Another technology called Multi-Directional Impact Protection System (MIPS) is currently being developed and implemented by helmet makers across many industries. MIPS can be identified by the yellow color of its molded plastic layer. This layer is attached to the padding of the helmet via omnidirectional plastic straps. When a rotational impact occurs, these straps allow the two layers to rotate independently of one another, essentially “allowing the head to float.” During this “floating” period, the rotational force lessens significantly before it reaches the brain. MIPS began with the intent of becoming a helmet manufacturer but then developed the technology so that it could be retrofitted into existing helmets by other manufacturers and have a greater impact. Self-described as an “ingredient supplier,” MIPS technology is being utilized by motorsports, cycling, and snow sports and is developing its technology for the military, police, and rescue services. Since it has passed through so many industries, MIPS believes it can be used by the manufacturers of football helmets as well, although much more research has to be done.    

Facing the Future Head On

Despite these advancements, the effectiveness of these innovations is only as good as their implementation. Fortunately, it looks as though the groundwork is being laid for this to happen in the future. The NFL recently held the NFL and National Institute of Standards and Technology Health Challenge III, awarding $500,000 to the winners for future research and development. The recipients of the prize, 6D Helmets, use an interesting hybrid of the Zero1 and MIPS for their helmets. Their Omni-Directional Suspension (ODS), already implemented in their motorcycle helmets, is similar to MIPS in that it uses a two-layered system to allow the head to “float” when a rotational force is applied. However, 6D also has “frusto-conical ramping chambers” within the ODS that act like a suspension system - that is, a spring rate that accelerates with impact while reducing rotational force. For the competition, 6D created a foam layer for its helmet to specifically account for the multiple hits that are sustained on the football field.

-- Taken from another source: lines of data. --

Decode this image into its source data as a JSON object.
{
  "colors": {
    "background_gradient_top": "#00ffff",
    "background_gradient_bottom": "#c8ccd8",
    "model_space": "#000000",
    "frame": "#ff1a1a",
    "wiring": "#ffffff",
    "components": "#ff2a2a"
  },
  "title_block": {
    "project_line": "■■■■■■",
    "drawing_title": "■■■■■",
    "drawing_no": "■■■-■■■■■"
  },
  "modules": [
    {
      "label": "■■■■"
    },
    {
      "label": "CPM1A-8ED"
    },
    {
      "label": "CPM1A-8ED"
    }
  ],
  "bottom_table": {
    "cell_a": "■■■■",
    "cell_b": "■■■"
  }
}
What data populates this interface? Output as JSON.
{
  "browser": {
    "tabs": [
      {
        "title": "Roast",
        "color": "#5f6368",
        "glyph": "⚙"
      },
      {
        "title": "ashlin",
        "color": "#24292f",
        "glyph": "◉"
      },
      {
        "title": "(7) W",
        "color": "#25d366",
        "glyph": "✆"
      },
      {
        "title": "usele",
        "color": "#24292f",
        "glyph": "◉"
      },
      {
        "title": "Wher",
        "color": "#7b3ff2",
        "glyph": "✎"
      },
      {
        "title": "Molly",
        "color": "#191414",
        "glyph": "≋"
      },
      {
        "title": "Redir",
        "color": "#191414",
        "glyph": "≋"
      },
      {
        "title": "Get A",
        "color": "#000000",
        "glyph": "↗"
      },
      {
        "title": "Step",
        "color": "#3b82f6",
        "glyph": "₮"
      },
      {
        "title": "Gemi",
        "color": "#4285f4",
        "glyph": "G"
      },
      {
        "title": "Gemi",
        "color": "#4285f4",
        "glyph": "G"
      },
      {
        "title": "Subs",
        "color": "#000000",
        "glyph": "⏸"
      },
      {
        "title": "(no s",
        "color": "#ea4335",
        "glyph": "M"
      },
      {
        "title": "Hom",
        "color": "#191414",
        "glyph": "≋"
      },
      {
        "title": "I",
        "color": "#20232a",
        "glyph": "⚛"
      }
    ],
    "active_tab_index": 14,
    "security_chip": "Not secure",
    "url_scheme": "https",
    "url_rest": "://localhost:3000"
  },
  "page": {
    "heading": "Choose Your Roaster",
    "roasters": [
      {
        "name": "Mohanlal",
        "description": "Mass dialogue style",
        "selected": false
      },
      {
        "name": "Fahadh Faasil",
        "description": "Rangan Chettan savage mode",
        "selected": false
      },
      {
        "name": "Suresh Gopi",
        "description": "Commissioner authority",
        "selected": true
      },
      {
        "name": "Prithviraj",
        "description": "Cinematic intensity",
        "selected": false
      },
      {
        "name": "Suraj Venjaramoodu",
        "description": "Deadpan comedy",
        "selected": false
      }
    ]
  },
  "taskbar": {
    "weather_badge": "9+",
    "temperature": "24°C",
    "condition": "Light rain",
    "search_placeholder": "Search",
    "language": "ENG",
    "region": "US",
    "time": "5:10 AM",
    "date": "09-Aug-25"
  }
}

As evidenced by competitions like this, the concern around concussions has forced the sport to reckon with its inherent dangers. Even though concussions won’t disappear from football entirely, the advancements and findings of companies like Vicis, MIPS, and 6D should help to significantly decrease them. Football is a sport of intense competition. Luckily, it looks like that same competitive spirit has been infused in the industries tasked with solving its most urgent problems.









Image credit: Eugene Onischenko/